Dataset rows for apps and sites
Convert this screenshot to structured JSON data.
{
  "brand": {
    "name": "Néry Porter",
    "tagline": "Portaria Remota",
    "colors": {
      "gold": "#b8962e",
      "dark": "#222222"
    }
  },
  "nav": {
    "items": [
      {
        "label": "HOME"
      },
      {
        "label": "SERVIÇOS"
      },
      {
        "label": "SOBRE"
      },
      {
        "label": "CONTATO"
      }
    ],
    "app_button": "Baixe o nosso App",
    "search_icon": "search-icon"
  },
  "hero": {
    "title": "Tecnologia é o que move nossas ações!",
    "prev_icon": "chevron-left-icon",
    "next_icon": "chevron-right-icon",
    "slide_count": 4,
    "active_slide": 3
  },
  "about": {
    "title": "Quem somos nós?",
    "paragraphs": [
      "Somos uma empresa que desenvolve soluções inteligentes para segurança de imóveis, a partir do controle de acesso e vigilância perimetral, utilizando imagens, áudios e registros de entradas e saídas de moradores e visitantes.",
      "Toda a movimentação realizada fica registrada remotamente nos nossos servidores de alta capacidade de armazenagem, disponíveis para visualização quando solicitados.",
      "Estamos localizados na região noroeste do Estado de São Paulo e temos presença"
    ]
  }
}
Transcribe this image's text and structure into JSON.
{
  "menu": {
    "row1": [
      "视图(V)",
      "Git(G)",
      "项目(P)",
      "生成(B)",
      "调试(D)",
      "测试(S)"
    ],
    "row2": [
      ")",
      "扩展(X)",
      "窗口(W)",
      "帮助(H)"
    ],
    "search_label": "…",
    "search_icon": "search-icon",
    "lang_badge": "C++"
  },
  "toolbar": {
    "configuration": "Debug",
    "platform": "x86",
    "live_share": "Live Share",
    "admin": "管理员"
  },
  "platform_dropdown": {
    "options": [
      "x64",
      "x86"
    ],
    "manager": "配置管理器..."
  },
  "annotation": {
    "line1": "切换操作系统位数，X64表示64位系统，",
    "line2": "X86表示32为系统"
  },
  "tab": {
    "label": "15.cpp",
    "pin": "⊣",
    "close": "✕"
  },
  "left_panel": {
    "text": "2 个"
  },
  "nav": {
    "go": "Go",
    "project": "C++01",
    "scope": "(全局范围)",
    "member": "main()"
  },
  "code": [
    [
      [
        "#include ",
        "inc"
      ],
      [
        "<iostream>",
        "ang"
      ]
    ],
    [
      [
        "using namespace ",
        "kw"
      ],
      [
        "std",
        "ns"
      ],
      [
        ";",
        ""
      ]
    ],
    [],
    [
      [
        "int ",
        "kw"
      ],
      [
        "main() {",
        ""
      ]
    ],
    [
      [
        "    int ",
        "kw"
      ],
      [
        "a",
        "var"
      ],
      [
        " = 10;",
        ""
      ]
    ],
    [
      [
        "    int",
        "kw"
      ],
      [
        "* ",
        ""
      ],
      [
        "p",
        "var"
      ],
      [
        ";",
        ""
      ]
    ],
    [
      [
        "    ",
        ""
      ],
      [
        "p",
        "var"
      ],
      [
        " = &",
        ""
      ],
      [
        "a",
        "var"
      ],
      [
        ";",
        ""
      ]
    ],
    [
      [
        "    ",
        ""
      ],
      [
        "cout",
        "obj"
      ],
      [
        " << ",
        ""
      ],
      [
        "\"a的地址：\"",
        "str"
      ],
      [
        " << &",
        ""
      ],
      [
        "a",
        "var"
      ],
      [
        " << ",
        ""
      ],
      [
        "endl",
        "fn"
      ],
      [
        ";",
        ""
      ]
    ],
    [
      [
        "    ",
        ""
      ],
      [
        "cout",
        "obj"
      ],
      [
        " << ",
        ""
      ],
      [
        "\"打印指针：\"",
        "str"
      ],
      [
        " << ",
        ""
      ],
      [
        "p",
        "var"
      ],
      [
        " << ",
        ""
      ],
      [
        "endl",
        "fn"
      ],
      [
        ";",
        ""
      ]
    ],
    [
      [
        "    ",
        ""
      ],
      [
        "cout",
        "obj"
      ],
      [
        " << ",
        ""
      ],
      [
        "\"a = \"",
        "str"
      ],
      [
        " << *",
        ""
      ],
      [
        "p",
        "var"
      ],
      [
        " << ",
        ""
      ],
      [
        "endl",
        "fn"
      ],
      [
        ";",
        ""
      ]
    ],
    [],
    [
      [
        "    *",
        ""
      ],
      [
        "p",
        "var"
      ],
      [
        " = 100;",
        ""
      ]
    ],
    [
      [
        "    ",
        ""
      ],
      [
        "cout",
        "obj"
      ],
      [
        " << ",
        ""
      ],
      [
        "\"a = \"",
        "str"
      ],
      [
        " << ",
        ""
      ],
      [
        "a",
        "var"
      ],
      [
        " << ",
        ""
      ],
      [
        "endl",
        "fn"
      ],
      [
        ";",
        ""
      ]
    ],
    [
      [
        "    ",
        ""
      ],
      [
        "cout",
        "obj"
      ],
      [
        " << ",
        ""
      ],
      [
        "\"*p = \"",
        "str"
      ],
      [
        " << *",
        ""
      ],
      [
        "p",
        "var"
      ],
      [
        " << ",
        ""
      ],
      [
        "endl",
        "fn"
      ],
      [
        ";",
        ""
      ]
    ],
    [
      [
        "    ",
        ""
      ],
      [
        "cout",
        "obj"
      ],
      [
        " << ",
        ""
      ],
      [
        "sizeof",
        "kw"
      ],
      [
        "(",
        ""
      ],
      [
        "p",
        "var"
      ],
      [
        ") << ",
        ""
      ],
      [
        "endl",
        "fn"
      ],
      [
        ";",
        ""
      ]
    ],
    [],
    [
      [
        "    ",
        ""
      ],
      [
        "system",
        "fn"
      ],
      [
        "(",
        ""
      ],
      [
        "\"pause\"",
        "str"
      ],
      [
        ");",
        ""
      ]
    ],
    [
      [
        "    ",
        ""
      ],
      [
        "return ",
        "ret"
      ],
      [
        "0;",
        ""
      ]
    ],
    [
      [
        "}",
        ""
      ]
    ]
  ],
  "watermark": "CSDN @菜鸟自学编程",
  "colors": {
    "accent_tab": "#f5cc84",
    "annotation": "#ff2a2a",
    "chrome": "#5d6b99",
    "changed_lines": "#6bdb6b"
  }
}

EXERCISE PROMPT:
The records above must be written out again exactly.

TASK RESULT:
Convert this screenshot to structured JSON data.
{
  "brand": {
    "name": "Néry Porter",
    "tagline": "Portaria Remota",
    "colors": {
      "gold": "#b8962e",
      "dark": "#222222"
    }
  },
  "nav": {
    "items": [
      {
        "label": "HOME"
      },
      {
        "label": "SERVIÇOS"
      },
      {
        "label": "SOBRE"
      },
      {
        "label": "CONTATO"
      }
    ],
    "app_button": "Baixe o nosso App",
    "search_icon": "search-icon"
  },
  "hero": {
    "title": "Tecnologia é o que move nossas ações!",
    "prev_icon": "chevron-left-icon",
    "next_icon": "chevron-right-icon",
    "slide_count": 4,
    "active_slide": 3
  },
  "about": {
    "title": "Quem somos nós?",
    "paragraphs": [
      "Somos uma empresa que desenvolve soluções inteligentes para segurança de imóveis, a partir do controle de acesso e vigilância perimetral, utilizando imagens, áudios e registros de entradas e saídas de moradores e visitantes.",
      "Toda a movimentação realizada fica registrada remotamente nos nossos servidores de alta capacidade de armazenagem, disponíveis para visualização quando solicitados.",
      "Estamos localizados na região noroeste do Estado de São Paulo e temos presença"
    ]
  }
}
Transcribe this image's text and structure into JSON.
{
  "menu": {
    "row1": [
      "视图(V)",
      "Git(G)",
      "项目(P)",
      "生成(B)",
      "调试(D)",
      "测试(S)"
    ],
    "row2": [
      ")",
      "扩展(X)",
      "窗口(W)",
      "帮助(H)"
    ],
    "search_label": "…",
    "search_icon": "search-icon",
    "lang_badge": "C++"
  },
  "toolbar": {
    "configuration": "Debug",
    "platform": "x86",
    "live_share": "Live Share",
    "admin": "管理员"
  },
  "platform_dropdown": {
    "options": [
      "x64",
      "x86"
    ],
    "manager": "配置管理器..."
  },
  "annotation": {
    "line1": "切换操作系统位数，X64表示64位系统，",
    "line2": "X86表示32为系统"
  },
  "tab": {
    "label": "15.cpp",
    "pin": "⊣",
    "close": "✕"
  },
  "left_panel": {
    "text": "2 个"
  },
  "nav": {
    "go": "Go",
    "project": "C++01",
    "scope": "(全局范围)",
    "member": "main()"
  },
  "code": [
    [
      [
        "#include ",
        "inc"
      ],
      [
        "<iostream>",
        "ang"
      ]
    ],
    [
      [
        "using namespace ",
        "kw"
      ],
      [
        "std",
        "ns"
      ],
      [
        ";",
        ""
      ]
    ],
    [],
    [
      [
        "int ",
        "kw"
      ],
      [
        "main() {",
        ""
      ]
    ],
    [
      [
        "    int ",
        "kw"
      ],
      [
        "a",
        "var"
      ],
      [
        " = 10;",
        ""
      ]
    ],
    [
      [
        "    int",
        "kw"
      ],
      [
        "* ",
        ""
      ],
      [
        "p",
        "var"
      ],
      [
        ";",
        ""
      ]
    ],
    [
      [
        "    ",
        ""
      ],
      [
        "p",
        "var"
      ],
      [
        " = &",
        ""
      ],
      [
        "a",
        "var"
      ],
      [
        ";",
        ""
      ]
    ],
    [
      [
        "    ",
        ""
      ],
      [
        "cout",
        "obj"
      ],
      [
        " << ",
        ""
      ],
      [
        "\"a的地址：\"",
        "str"
      ],
      [
        " << &",
        ""
      ],
      [
        "a",
        "var"
      ],
      [
        " << ",
        ""
      ],
      [
        "endl",
        "fn"
      ],
      [
        ";",
        ""
      ]
    ],
    [
      [
        "    ",
        ""
      ],
      [
        "cout",
        "obj"
      ],
      [
        " << ",
        ""
      ],
      [
        "\"打印指针：\"",
        "str"
      ],
      [
        " << ",
        ""
      ],
      [
        "p",
        "var"
      ],
      [
        " << ",
        ""
      ],
      [
        "endl",
        "fn"
      ],
      [
        ";",
        ""
      ]
    ],
    [
      [
        "    ",
        ""
      ],
      [
        "cout",
        "obj"
      ],
      [
        " << ",
        ""
      ],
      [
        "\"a = \"",
        "str"
      ],
      [
        " << *",
        ""
      ],
      [
        "p",
        "var"
      ],
      [
        " << ",
        ""
      ],
      [
        "endl",
        "fn"
      ],
      [
        ";",
        ""
      ]
    ],
    [],
    [
      [
        "    *",
        ""
      ],
      [
        "p",
        "var"
      ],
      [
        " = 100;",
        ""
      ]
    ],
    [
      [
        "    ",
        ""
      ],
      [
        "cout",
        "obj"
      ],
      [
        " << ",
        ""
      ],
      [
        "\"a = \"",
        "str"
      ],
      [
        " << ",
        ""
      ],
      [
        "a",
        "var"
      ],
      [
        " << ",
        ""
      ],
      [
        "endl",
        "fn"
      ],
      [
        ";",
        ""
      ]
    ],
    [
      [
        "    ",
        ""
      ],
      [
        "cout",
        "obj"
      ],
      [
        " << ",
        ""
      ],
      [
        "\"*p = \"",
        "str"
      ],
      [
        " << *",
        ""
      ],
      [
        "p",
        "var"
      ],
      [
        " << ",
        ""
      ],
      [
        "endl",
        "fn"
      ],
      [
        ";",
        ""
      ]
    ],
    [
      [
        "    ",
        ""
      ],
      [
        "cout",
        "obj"
      ],
      [
        " << ",
        ""
      ],
      [
        "sizeof",
        "kw"
      ],
      [
        "(",
        ""
      ],
      [
        "p",
        "var"
      ],
      [
        ") << ",
        ""
      ],
      [
        "endl",
        "fn"
      ],
      [
        ";",
        ""
      ]
    ],
    [],
    [
      [
        "    ",
        ""
      ],
      [
        "system",
        "fn"
      ],
      [
        "(",
        ""
      ],
      [
        "\"pause\"",
        "str"
      ],
      [
        ");",
        ""
      ]
    ],
    [
      [
        "    ",
        ""
      ],
      [
        "return ",
        "ret"
      ],
      [
        "0;",
        ""
      ]
    ],
    [
      [
        "}",
        ""
      ]
    ]
  ],
  "watermark": "CSDN @菜鸟自学编程",
  "colors": {
    "accent_tab": "#f5cc84",
    "annotation": "#ff2a2a",
    "chrome": "#5d6b99",
    "changed_lines": "#6bdb6b"
  }
}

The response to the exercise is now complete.